→ TASK: Give back every line of the material below that has the string "JSON".

☆ ☆ ☆

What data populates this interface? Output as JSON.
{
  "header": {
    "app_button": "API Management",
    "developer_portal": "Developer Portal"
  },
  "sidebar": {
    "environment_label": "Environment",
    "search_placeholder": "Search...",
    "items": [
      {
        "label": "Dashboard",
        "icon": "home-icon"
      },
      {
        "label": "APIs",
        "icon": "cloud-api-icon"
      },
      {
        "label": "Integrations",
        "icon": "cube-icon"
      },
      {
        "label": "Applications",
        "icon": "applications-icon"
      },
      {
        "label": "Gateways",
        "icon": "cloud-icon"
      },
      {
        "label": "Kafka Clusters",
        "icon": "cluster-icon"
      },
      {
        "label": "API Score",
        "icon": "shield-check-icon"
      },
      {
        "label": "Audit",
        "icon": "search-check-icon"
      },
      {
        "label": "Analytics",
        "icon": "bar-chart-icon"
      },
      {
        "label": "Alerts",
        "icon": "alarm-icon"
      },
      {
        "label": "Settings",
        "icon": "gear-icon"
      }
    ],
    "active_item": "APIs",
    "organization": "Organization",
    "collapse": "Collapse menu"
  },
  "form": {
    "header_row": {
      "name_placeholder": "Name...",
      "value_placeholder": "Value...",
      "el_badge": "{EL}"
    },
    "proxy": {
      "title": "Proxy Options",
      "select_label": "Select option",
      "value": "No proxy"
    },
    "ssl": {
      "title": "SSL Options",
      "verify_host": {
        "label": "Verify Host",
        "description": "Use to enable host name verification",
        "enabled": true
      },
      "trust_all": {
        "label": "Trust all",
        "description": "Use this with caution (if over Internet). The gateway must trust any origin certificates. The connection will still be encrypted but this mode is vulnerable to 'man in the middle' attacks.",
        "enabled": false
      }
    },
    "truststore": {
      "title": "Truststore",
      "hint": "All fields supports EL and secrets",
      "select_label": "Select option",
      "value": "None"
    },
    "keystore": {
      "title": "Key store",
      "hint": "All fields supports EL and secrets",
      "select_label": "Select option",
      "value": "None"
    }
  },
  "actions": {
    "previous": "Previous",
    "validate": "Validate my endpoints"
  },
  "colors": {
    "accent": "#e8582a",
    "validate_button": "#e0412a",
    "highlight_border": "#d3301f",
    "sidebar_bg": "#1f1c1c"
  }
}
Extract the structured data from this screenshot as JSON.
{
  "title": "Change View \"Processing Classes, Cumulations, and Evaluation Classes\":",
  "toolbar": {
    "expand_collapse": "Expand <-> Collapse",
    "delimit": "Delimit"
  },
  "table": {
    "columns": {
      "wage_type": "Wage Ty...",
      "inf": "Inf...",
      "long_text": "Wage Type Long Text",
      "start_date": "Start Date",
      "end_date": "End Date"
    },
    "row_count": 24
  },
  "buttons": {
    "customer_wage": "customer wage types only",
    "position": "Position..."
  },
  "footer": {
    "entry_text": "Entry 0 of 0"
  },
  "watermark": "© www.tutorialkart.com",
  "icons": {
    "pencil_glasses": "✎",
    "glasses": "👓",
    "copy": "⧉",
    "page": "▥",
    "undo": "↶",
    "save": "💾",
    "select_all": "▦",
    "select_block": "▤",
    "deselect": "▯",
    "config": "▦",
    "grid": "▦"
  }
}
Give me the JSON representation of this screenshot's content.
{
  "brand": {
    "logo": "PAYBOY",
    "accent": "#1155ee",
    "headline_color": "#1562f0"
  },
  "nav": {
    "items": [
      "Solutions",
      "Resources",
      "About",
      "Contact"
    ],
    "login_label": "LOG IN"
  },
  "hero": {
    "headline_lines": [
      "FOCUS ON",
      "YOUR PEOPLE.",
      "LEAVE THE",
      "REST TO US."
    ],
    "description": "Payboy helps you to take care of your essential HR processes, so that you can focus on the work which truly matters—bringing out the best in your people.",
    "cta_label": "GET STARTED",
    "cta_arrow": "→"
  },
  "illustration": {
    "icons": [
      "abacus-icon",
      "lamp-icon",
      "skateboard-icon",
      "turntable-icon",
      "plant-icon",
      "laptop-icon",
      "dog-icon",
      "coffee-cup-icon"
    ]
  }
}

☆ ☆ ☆

→ COMPLETED EXERCISE:
What data populates this interface? Output as JSON.
Extract the structured data from this screenshot as JSON.
Give me the JSON representation of this screenshot's content.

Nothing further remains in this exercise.